Alvin Thomas 
The University of Michigan

For black communities, deadly interactions with the police have a phenomenologically different meaning than for most other groups, and the meaning is fraught with historical import. In the past three decades, those interactions have included notable cases such as Michael Brown, Kendrick McDade, Oscar Grant and Rodney King. But in truth these cases go back to the Civil Rights era and beyond. This history of racial disparities in the justice system continues to have implications for the present. A recent survey suggests that black youth are twice as likely as other youth to be harassed by the police, and fewer black youth (at 44 percent) trust the police compared to youth of any other race, and especially compared to white youth (at 71 percent).

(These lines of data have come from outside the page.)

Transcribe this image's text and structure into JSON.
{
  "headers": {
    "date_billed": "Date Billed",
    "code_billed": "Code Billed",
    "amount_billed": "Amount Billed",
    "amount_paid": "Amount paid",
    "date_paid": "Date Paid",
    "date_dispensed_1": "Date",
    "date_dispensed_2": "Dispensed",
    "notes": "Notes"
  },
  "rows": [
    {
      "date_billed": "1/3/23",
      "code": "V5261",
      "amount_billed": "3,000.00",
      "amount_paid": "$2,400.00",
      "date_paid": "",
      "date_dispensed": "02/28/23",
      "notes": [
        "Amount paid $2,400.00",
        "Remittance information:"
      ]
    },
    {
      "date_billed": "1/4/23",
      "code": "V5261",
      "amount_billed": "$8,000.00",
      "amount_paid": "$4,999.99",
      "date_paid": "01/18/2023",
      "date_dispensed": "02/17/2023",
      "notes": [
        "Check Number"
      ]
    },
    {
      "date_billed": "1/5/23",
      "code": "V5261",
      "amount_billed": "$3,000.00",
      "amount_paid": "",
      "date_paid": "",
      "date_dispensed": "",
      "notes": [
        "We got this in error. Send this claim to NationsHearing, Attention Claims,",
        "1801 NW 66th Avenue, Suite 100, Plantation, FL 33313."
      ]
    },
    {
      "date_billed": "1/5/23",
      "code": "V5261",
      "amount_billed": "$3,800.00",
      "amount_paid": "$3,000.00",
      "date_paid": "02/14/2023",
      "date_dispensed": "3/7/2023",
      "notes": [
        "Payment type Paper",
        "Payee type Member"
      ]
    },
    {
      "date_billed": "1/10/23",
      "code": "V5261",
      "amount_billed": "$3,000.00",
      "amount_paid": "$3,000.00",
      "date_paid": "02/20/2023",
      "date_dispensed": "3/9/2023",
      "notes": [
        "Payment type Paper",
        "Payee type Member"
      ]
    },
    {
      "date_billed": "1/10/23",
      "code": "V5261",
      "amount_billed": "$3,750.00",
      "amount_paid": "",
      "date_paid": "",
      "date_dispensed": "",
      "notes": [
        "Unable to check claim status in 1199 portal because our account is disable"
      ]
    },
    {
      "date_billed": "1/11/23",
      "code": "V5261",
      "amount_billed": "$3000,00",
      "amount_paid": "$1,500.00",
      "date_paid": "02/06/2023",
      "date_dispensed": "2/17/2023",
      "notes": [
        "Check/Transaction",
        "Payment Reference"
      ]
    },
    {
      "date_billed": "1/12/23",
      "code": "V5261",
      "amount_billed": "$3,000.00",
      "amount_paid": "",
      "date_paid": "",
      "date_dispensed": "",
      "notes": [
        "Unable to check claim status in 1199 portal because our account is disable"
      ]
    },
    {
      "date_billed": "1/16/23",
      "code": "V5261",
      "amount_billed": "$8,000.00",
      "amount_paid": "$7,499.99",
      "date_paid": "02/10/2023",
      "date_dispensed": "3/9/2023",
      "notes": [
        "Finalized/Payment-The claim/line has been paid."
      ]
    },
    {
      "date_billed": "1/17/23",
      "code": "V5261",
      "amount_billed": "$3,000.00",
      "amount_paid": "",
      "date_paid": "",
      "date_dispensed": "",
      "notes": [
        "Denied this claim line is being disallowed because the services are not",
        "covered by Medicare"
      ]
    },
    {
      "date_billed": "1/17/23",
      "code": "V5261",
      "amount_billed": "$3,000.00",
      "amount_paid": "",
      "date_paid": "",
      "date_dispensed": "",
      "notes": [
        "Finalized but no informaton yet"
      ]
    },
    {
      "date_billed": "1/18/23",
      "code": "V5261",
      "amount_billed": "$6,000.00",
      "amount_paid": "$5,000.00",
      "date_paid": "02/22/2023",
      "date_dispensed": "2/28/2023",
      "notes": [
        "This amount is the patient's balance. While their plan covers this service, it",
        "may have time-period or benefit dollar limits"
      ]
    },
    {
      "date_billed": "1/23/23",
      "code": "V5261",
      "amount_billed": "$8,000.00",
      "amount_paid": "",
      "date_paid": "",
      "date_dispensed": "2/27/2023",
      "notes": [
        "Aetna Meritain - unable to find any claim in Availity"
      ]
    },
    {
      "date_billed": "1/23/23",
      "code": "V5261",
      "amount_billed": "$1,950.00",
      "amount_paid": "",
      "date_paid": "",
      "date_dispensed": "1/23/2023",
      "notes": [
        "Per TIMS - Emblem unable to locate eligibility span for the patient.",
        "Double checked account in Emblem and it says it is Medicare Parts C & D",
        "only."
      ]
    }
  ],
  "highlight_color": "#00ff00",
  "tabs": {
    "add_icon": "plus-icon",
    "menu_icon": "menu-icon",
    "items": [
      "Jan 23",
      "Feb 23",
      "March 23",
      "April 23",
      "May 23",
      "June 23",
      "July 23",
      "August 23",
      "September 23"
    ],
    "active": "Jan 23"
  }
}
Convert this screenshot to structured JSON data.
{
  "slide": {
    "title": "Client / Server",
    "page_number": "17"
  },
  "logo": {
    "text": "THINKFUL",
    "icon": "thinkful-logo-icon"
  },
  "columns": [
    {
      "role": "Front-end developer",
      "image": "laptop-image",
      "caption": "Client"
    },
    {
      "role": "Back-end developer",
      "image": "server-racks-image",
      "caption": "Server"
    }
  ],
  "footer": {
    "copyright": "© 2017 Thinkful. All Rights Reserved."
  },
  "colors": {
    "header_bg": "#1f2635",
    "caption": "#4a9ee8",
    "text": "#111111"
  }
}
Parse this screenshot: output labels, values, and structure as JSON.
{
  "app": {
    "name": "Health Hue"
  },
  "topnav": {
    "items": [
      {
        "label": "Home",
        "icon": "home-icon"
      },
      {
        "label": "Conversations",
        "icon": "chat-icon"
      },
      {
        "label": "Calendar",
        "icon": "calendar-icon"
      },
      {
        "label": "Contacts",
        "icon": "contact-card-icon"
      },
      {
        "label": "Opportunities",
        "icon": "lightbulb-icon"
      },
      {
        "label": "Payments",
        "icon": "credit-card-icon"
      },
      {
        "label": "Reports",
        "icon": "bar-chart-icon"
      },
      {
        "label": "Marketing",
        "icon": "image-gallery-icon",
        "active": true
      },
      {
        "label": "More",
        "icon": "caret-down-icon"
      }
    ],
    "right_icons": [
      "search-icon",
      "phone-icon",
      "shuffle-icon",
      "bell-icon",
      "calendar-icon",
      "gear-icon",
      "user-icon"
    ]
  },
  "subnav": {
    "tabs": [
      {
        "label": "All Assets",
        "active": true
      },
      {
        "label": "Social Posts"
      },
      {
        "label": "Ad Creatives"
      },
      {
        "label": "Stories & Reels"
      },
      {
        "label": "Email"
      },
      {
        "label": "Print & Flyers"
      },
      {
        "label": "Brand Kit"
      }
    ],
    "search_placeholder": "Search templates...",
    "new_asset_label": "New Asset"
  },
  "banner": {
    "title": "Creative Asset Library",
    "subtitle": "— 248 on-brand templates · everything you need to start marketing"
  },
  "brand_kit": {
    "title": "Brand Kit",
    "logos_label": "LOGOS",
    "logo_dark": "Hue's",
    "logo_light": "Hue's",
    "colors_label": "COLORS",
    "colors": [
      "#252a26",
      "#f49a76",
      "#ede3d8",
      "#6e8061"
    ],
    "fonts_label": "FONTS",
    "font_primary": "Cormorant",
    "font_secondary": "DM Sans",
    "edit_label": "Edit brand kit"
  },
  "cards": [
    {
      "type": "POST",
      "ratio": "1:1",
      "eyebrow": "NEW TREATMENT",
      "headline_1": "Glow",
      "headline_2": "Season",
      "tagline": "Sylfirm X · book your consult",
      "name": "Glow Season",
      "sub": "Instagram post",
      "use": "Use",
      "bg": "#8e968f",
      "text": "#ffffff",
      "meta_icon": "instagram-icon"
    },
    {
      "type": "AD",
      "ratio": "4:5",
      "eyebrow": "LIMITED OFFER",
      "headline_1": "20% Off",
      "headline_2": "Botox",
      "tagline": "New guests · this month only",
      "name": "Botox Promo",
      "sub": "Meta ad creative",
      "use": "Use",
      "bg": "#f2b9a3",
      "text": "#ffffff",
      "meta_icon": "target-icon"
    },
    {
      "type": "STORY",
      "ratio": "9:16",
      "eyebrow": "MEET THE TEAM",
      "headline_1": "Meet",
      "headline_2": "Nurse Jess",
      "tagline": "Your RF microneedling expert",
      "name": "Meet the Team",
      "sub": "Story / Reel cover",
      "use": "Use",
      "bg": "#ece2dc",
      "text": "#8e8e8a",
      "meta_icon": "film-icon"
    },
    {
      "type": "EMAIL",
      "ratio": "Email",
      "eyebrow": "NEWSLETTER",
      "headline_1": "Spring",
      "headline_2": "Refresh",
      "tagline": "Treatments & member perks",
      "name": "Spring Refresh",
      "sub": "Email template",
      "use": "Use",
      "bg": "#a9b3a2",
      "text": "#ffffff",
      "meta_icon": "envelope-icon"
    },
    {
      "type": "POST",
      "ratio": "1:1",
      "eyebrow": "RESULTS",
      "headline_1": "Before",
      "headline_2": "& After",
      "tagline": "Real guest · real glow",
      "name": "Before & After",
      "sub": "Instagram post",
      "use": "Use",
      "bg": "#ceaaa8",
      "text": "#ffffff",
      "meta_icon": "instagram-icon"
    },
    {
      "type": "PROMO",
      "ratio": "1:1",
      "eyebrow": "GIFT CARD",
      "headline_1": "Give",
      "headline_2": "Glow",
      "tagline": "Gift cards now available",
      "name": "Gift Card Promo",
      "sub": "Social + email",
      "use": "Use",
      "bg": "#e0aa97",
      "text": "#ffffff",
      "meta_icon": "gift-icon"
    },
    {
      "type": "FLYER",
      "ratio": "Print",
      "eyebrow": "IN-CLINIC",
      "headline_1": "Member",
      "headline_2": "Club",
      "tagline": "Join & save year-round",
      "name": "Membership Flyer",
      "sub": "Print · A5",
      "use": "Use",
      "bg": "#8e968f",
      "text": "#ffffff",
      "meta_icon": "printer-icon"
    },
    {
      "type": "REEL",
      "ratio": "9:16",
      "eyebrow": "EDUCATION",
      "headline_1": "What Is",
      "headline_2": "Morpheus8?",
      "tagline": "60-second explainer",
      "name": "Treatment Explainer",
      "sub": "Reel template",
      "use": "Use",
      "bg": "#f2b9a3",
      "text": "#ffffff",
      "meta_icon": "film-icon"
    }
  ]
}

Negative police interactions represent additional risk for youth who may already live in challenging neighborhoods. According to the office of the Surgeon General, neighborhood risk is associated with psychological problems including depression, anxiety, PTSD; and poor physical health. However, we also know that collective/community efficacy can ameliorate the negative effect of risks. This same community efficacy that we see at work in Fergusson, MO and other communities across the US like Detroit, MI., may represent a source of bridge-building between police and the community. Properly structured endeavors like police-community youth groups and engaging police as active community members have evidenced varying levels of success in other communities. Systems with transparent and independent checks and balances may help address abuses of power and instill community confidence in the police. More racially diverse police departments that are representative of the communities that they are meant to protect and serve can only reduce racial disparities in police-community interactions, distrust of the police, and the senseless killing of black youth. As genuine members of the community, the police may be more likely to protect and serve without the deliberate influence of race.

Return to Ferguson landing page here.